The reasons are as numerous as they are boring. Multiple holidays; nomadic lifestyle; dead 360; little access to surviving consoles; having a life; no* good games for the Wii...
Let's grab 'having a life', again. There's a lot of talk at the moment of where the medium's headed, whether games are going to make it in the canon of mainstream art forms. The common comparison is comic books, that other artform not for anyone with a life. But I don't mean it in that sense, the ugh it's for geeks sense of comics. We're past that now, surely.
I mean: have games got no place in a busy life?
This might be why they're looked down on. When you're in, you're in hard. Half-day sessions, looking up from the controller and suddenly it's light outside. Long term commitment in a single fixed place (I'm ignoring, for the sake of this argument, handhelds likes the DS, as well as the world of casual games) without the saving graces of those mainstream media. Films require sitting in one place, but for a relatively short period of time. Books require lengthy investment, but are portable, with value as a potential status symbol/signifier. TV is long-term commitment split over an extended period of time, in small bursts. Music, arguably the most pervasive medium of all, is both portable and short-burst/disposable, if you so wish.
Even comic books have got many of these virtues. They're held back by an image problem, both from the public and from within.
We're just different. That's our problem. I'm not saying the interactive nature of the beast isn't a roadblock to new users.

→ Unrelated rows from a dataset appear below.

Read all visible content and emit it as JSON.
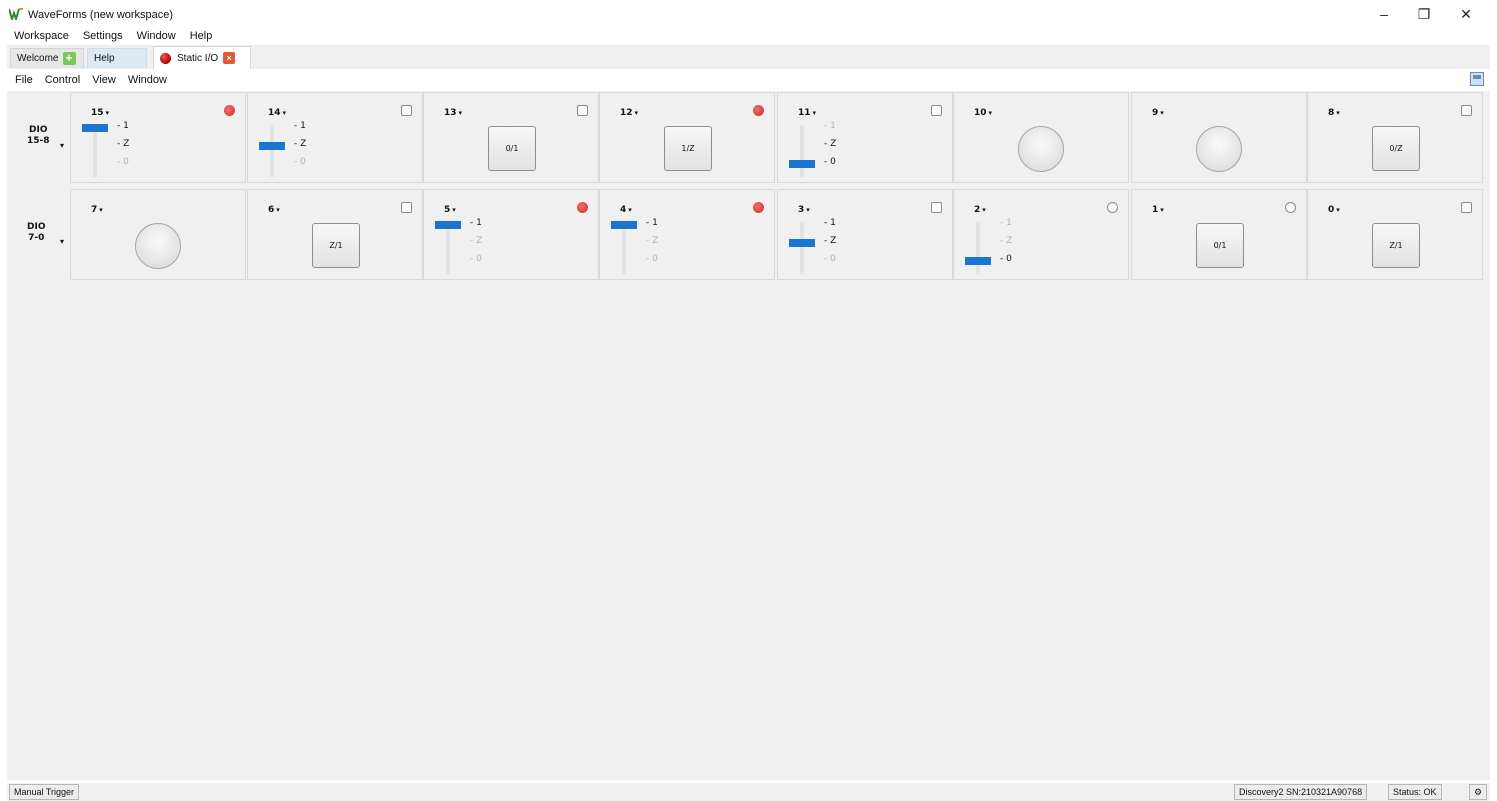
{
  "window": {
    "title": "WaveForms  (new workspace)",
    "minimize_glyph": "–",
    "maximize_glyph": "❐",
    "close_glyph": "✕"
  },
  "main_menu": [
    "Workspace",
    "Settings",
    "Window",
    "Help"
  ],
  "tabs": {
    "welcome": "Welcome",
    "help": "Help",
    "static_io": "Static I/O",
    "add_glyph": "+",
    "close_glyph": "×"
  },
  "tool_menu": [
    "File",
    "Control",
    "View",
    "Window"
  ],
  "groups": [
    {
      "line1": "DIO",
      "line2": "15-8",
      "arrow": "▾"
    },
    {
      "line1": "DIO",
      "line2": "7-0",
      "arrow": "▾"
    }
  ],
  "pins": [
    {
      "label": "15",
      "led": "red",
      "control": "slider",
      "value": "1"
    },
    {
      "label": "14",
      "led": "off-square",
      "control": "slider",
      "value": "Z"
    },
    {
      "label": "13",
      "led": "off-square",
      "control": "button",
      "text": "0/1"
    },
    {
      "label": "12",
      "led": "red",
      "control": "button",
      "text": "1/Z"
    },
    {
      "label": "11",
      "led": "off-square",
      "control": "slider",
      "value": "0"
    },
    {
      "label": "10",
      "led": "none",
      "control": "lamp"
    },
    {
      "label": "9",
      "led": "none",
      "control": "lamp"
    },
    {
      "label": "8",
      "led": "off-square",
      "control": "button",
      "text": "0/Z"
    },
    {
      "label": "7",
      "led": "none",
      "control": "lamp"
    },
    {
      "label": "6",
      "led": "off-square",
      "control": "button",
      "text": "Z/1"
    },
    {
      "label": "5",
      "led": "red",
      "control": "slider",
      "value": "1"
    },
    {
      "label": "4",
      "led": "red",
      "control": "slider",
      "value": "1"
    },
    {
      "label": "3",
      "led": "off-square",
      "control": "slider",
      "value": "Z"
    },
    {
      "label": "2",
      "led": "off-circle",
      "control": "slider",
      "value": "0"
    },
    {
      "label": "1",
      "led": "off-circle",
      "control": "button",
      "text": "0/1"
    },
    {
      "label": "0",
      "led": "off-square",
      "control": "button",
      "text": "Z/1"
    }
  ],
  "slider_ticks": [
    "- 1",
    "- Z",
    "- 0"
  ],
  "pin_caret": "▾",
  "status_bar": {
    "trigger": "Manual Trigger",
    "device": "Discovery2 SN:210321A90768",
    "status": "Status: OK",
    "gear_glyph": "⚙"
  },
  "colors": {
    "accent": "#1a75d1",
    "led_on": "#d83a3a",
    "background": "#f0f0f0"
  }
}
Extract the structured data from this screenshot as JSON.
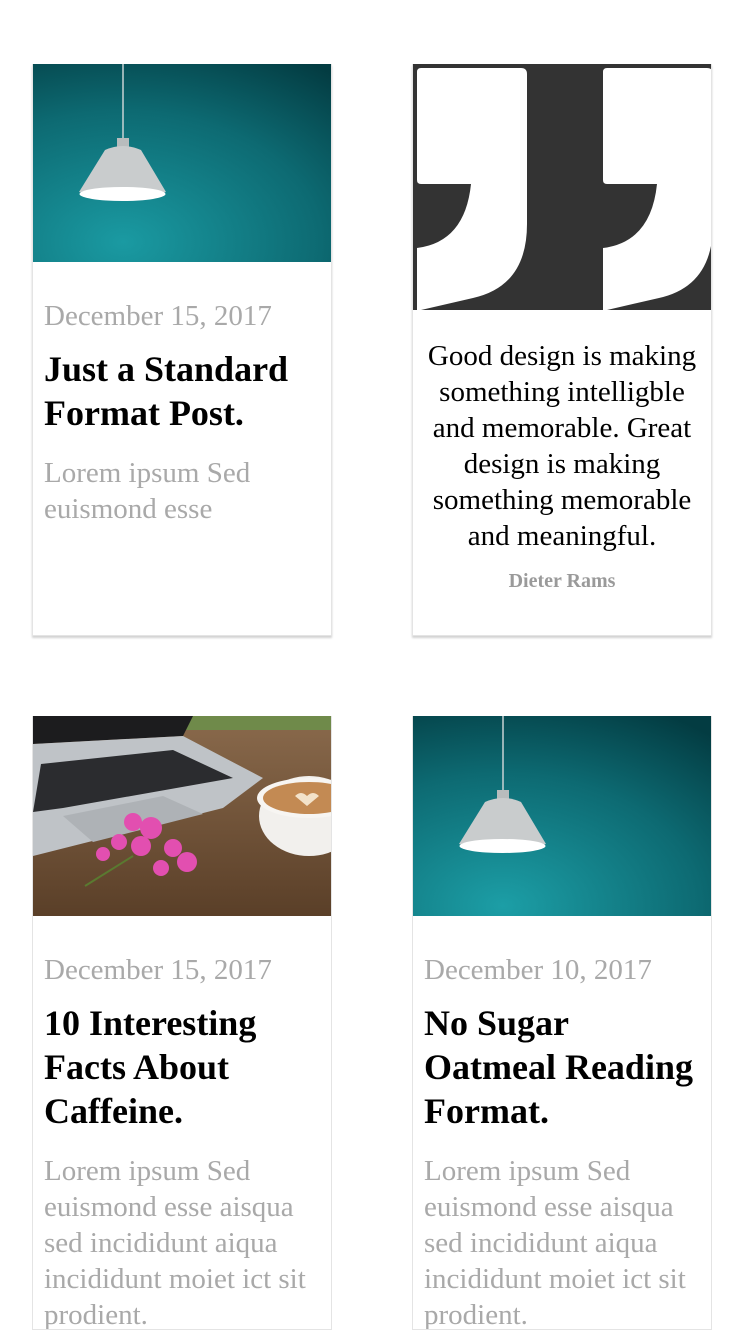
{
  "posts": [
    {
      "date": "December 15, 2017",
      "title": "Just a Standard Format Post.",
      "excerpt": "Lorem ipsum Sed euismond esse",
      "image": "teal-lamp-image"
    },
    {
      "quote": "Good design is making something intelligble and memorable. Great design is making something memorable and meaningful.",
      "author": "Dieter Rams",
      "image": "quotation-mark-icon"
    },
    {
      "date": "December 15, 2017",
      "title": "10 Interesting Facts About Caffeine.",
      "excerpt": "Lorem ipsum Sed euismond esse aisqua sed incididunt aiqua incididunt moiet ict sit prodient.",
      "image": "laptop-coffee-image"
    },
    {
      "date": "December 10, 2017",
      "title": "No Sugar Oatmeal Reading Format.",
      "excerpt": "Lorem ipsum Sed euismond esse aisqua sed incididunt aiqua incididunt moiet ict sit prodient.",
      "image": "teal-lamp-image"
    }
  ],
  "colors": {
    "teal": "#0f6e75",
    "quote_bg": "#333333",
    "meta_gray": "#a9a9a9"
  }
}
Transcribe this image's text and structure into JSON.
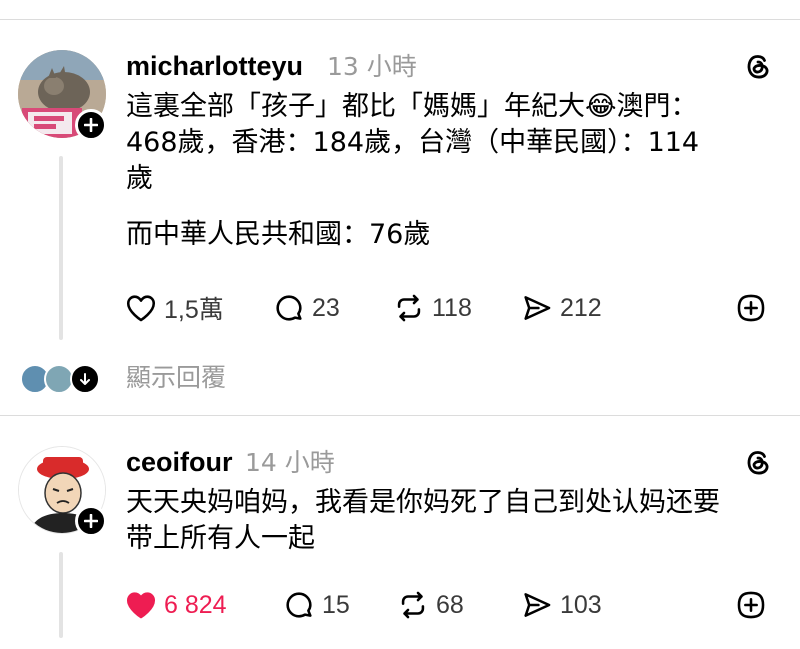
{
  "posts": [
    {
      "username": "micharlotteyu",
      "time": "13 小時",
      "lines": [
        "這裏全部「孩子」都比「媽媽」年紀大😂澳門：",
        "468歲，香港：184歲，台灣（中華民國）：114",
        "歲",
        "而中華人民共和國：76歲"
      ],
      "likes": "1,5萬",
      "replies": "23",
      "reposts": "118",
      "shares": "212",
      "liked": false
    },
    {
      "username": "ceoifour",
      "time": "14 小時",
      "lines": [
        "天天央妈咱妈，我看是你妈死了自己到处认妈还要",
        "带上所有人一起"
      ],
      "likes": "6 824",
      "replies": "15",
      "reposts": "68",
      "shares": "103",
      "liked": true
    }
  ],
  "show_replies_label": "顯示回覆",
  "colors": {
    "like_active": "#ee1d52",
    "muted": "#9a9a9a",
    "divider": "#dcdcdc"
  },
  "icons": [
    "threads-logo-icon",
    "heart-icon",
    "comment-icon",
    "repost-icon",
    "share-icon",
    "add-circle-icon",
    "follow-plus-icon",
    "chevron-down-icon"
  ]
}
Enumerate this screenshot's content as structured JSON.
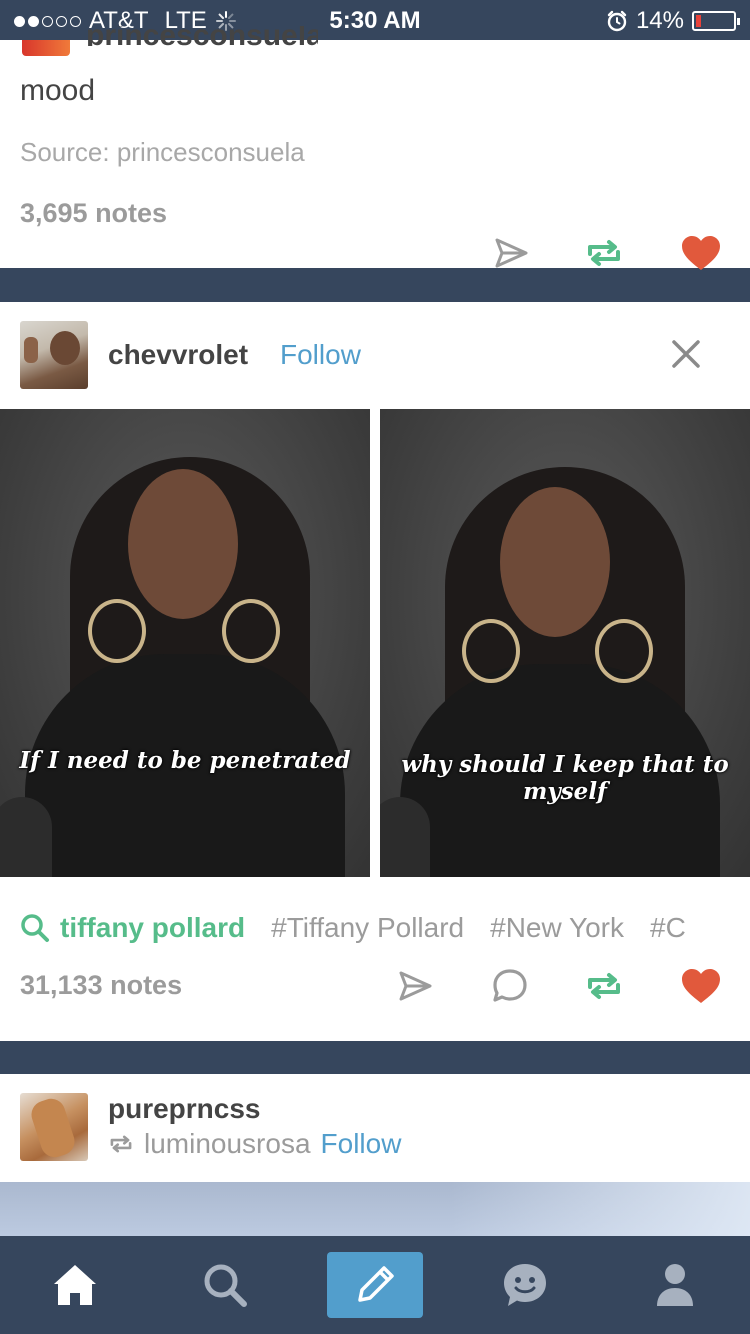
{
  "status_bar": {
    "carrier": "AT&T",
    "network": "LTE",
    "time": "5:30 AM",
    "battery": "14%",
    "battery_level": 0.14,
    "signal_bars": 2
  },
  "posts": [
    {
      "caption": "mood",
      "source": "Source: princesconsuela",
      "notes": "3,695 notes"
    },
    {
      "username": "chevvrolet",
      "follow_label": "Follow",
      "subtitles": [
        "If I need to be penetrated",
        "why should I keep that to myself"
      ],
      "search_tag": "tiffany pollard",
      "tags": [
        "#Tiffany Pollard",
        "#New York",
        "#C"
      ],
      "notes": "31,133 notes"
    },
    {
      "username": "pureprncss",
      "reblogged_from": "luminousrosa",
      "follow_label": "Follow"
    }
  ],
  "colors": {
    "navy": "#36465d",
    "blue": "#529ecc",
    "green": "#56bc8a",
    "heart": "#e1593c",
    "gray": "#9b9b9b"
  },
  "tab_bar": {
    "items": [
      "home-icon",
      "search-icon",
      "compose-icon",
      "messaging-icon",
      "account-icon"
    ],
    "active": "home"
  }
}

I'm just pointing out that even to someone within the fold - a connoisseur/addict, like me - the very nature of games requires effort to be kept up with. And what's less cool than effort?
16 hours ago